TASK TO COMPLETE
Show every line of the data that contains the string "Scales".

Stored entries
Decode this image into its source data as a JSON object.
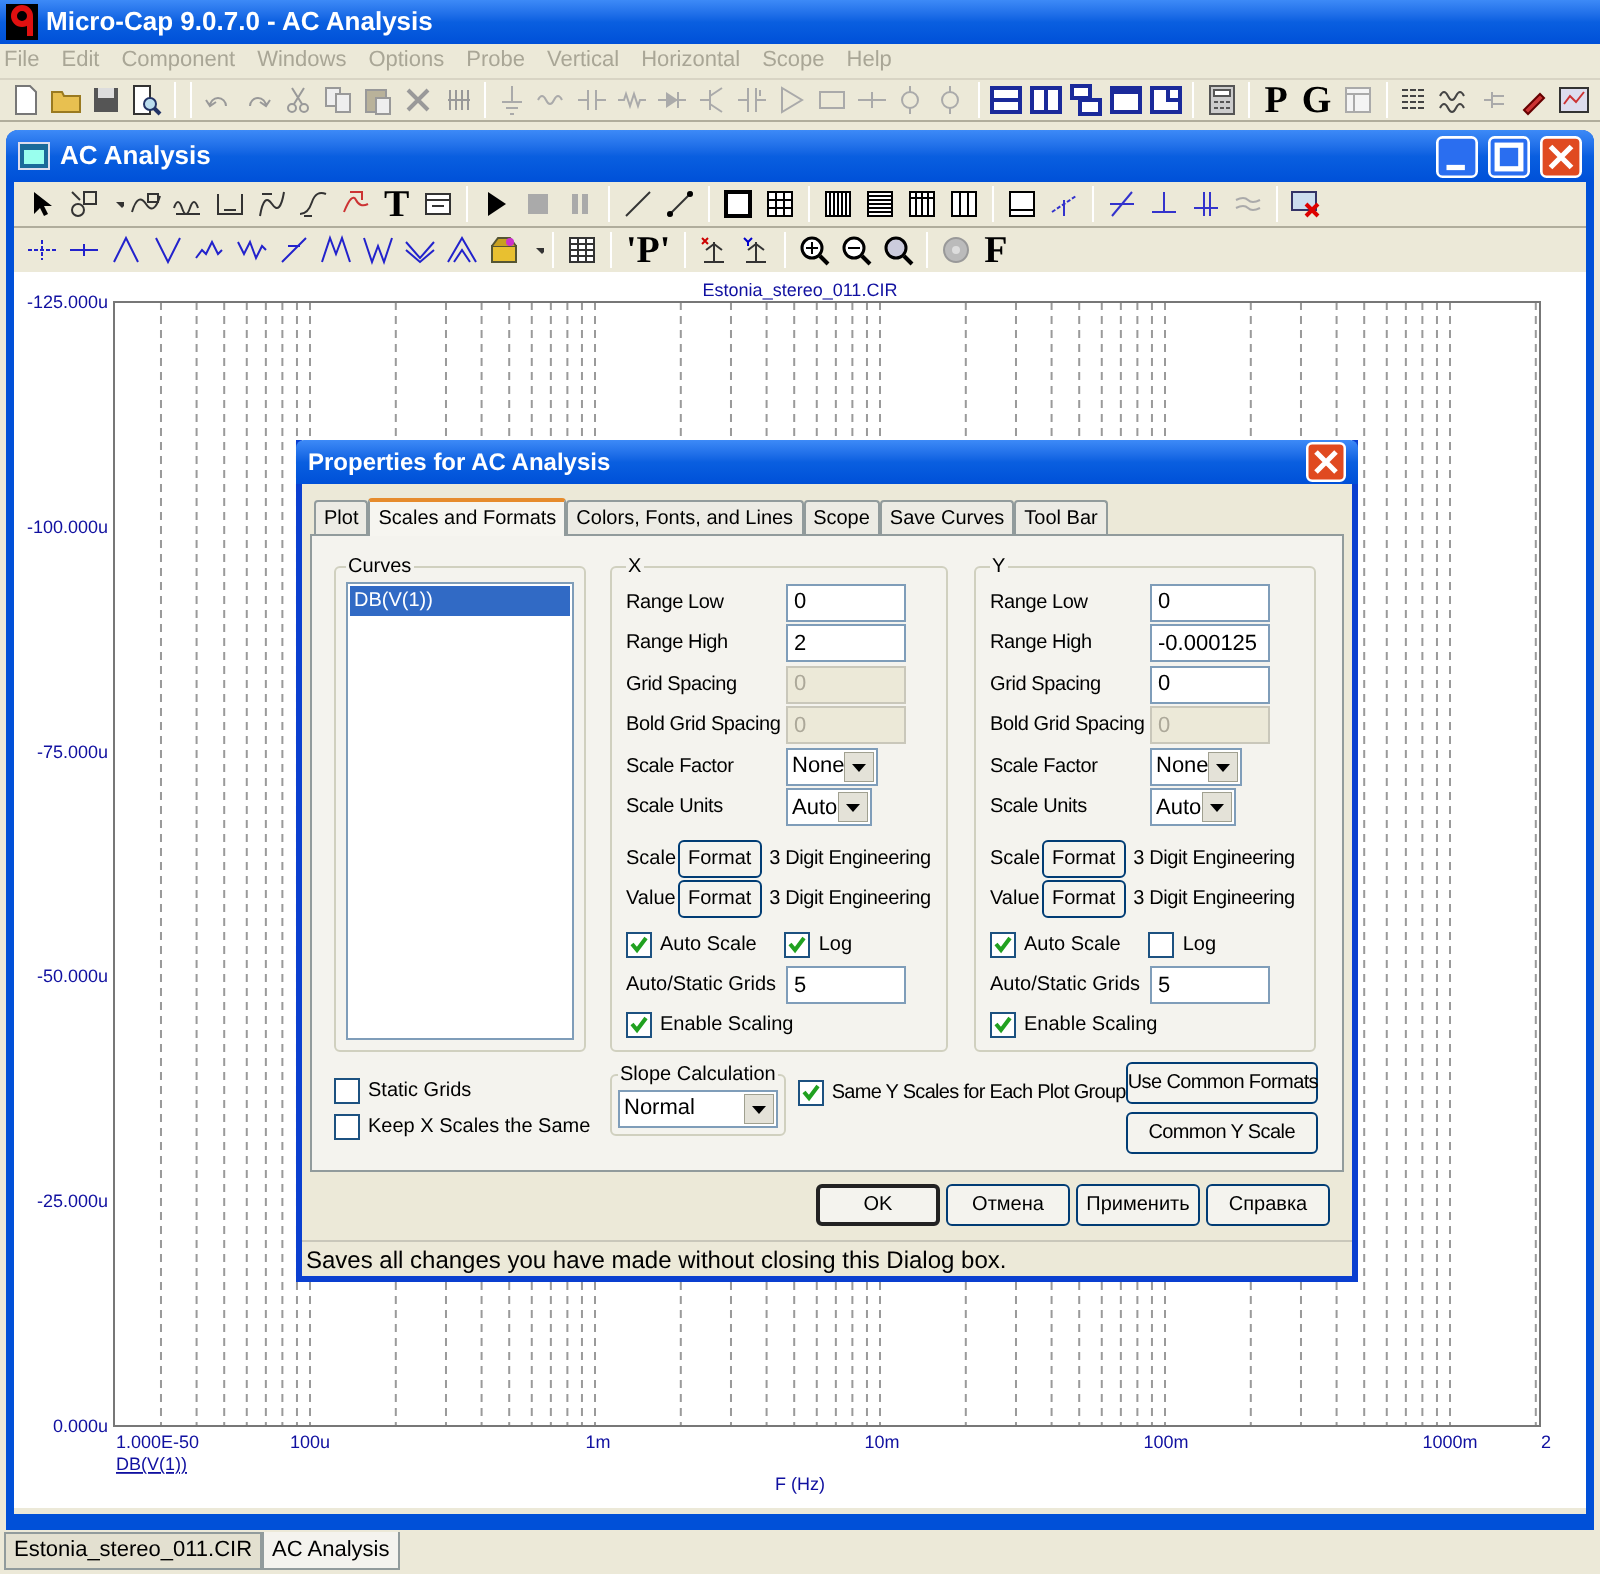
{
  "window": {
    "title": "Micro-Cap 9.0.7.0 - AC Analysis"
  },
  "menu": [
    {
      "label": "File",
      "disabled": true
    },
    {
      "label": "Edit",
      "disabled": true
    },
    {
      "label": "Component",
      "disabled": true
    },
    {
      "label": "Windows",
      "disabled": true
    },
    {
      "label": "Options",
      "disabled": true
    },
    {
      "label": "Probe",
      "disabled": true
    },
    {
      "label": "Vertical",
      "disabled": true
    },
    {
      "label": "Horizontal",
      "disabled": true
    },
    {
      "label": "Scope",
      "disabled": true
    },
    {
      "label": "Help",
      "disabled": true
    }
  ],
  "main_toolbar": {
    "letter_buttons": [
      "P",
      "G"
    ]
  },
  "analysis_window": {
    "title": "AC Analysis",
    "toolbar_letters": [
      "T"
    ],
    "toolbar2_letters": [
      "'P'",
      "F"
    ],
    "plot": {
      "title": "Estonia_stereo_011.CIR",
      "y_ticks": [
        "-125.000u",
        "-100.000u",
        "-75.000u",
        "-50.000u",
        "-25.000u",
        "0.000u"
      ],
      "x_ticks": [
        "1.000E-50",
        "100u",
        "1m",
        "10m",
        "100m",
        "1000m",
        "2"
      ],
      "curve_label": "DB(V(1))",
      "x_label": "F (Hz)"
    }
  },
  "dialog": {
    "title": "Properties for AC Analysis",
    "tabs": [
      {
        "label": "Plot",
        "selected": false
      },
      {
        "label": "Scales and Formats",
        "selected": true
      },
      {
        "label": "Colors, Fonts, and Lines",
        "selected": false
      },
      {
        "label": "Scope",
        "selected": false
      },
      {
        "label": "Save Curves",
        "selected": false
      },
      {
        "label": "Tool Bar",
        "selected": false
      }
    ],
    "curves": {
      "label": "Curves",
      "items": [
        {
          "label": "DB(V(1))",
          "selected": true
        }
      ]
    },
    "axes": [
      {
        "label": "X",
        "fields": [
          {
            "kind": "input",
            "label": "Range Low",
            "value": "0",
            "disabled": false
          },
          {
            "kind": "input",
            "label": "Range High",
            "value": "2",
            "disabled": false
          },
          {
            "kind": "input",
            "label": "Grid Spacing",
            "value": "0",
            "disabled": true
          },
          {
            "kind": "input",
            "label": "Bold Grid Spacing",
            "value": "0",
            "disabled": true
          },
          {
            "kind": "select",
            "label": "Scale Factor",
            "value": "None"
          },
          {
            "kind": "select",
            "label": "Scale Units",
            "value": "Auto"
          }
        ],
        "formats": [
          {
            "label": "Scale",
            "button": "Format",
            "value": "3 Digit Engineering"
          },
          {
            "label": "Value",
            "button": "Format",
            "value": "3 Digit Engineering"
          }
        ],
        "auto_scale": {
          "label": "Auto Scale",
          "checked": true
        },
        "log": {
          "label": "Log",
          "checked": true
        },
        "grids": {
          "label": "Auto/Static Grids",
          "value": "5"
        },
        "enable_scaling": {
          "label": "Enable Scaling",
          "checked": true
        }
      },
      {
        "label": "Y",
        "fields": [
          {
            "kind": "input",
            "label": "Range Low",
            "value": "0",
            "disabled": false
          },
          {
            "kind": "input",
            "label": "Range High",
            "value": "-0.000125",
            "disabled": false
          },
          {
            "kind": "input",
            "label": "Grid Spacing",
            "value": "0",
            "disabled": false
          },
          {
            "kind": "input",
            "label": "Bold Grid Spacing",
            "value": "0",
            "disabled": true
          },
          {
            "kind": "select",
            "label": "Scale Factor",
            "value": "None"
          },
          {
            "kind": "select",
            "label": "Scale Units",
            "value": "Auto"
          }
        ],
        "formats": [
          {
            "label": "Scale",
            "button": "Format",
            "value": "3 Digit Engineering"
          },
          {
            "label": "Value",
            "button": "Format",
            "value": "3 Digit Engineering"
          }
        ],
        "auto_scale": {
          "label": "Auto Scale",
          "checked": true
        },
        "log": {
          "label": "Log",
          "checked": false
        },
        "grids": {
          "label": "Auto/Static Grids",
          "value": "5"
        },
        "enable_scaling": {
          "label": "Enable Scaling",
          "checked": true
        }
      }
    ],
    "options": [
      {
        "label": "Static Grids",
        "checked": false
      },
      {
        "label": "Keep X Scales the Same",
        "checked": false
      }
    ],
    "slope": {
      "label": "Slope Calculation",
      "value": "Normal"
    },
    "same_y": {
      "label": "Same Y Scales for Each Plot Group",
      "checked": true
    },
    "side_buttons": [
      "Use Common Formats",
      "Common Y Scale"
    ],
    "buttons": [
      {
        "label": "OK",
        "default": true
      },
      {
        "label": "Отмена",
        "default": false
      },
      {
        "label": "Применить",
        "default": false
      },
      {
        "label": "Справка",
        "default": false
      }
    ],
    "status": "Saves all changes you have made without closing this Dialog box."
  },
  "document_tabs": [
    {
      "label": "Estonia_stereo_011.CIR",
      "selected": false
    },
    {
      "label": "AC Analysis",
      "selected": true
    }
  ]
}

ANSWER TO THE EXERCISE
        "label": "Scales and Formats",
        "label": "Keep X Scales the Same",
      "label": "Same Y Scales for Each Plot Group",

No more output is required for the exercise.